▶ [WHAT NEEDS TO BE DONE] Scan the data below and report how many lines include the word "zoom". Nothing else is wanted.

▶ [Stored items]
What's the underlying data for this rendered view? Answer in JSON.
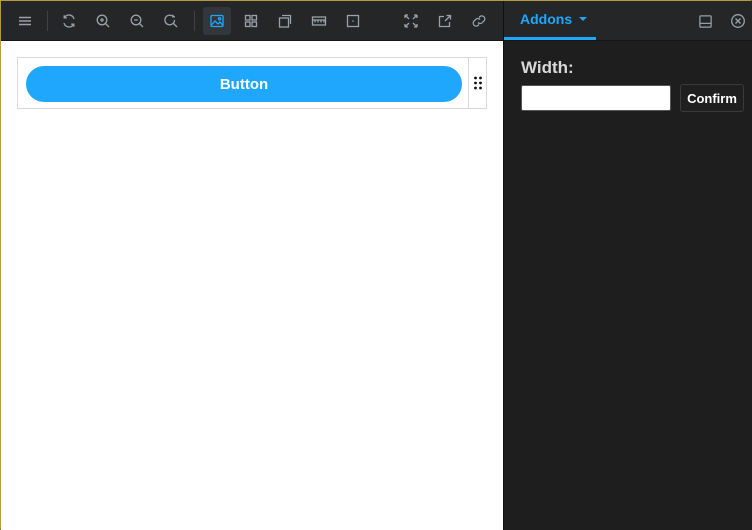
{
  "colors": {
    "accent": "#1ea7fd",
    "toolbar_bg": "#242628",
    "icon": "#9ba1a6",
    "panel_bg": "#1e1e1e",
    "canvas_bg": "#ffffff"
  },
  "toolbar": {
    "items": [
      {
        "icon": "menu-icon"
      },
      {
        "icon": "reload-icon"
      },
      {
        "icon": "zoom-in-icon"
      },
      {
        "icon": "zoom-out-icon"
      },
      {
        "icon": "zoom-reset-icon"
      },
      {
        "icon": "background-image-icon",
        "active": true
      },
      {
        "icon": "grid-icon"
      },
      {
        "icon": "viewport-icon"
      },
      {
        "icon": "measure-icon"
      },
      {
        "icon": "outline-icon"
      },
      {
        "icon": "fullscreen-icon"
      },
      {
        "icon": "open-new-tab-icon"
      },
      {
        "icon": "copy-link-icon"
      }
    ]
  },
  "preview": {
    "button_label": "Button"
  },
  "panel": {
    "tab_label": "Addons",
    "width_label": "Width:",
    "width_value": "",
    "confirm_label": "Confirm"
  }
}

▶ [WRITTEN RESPONSE] 3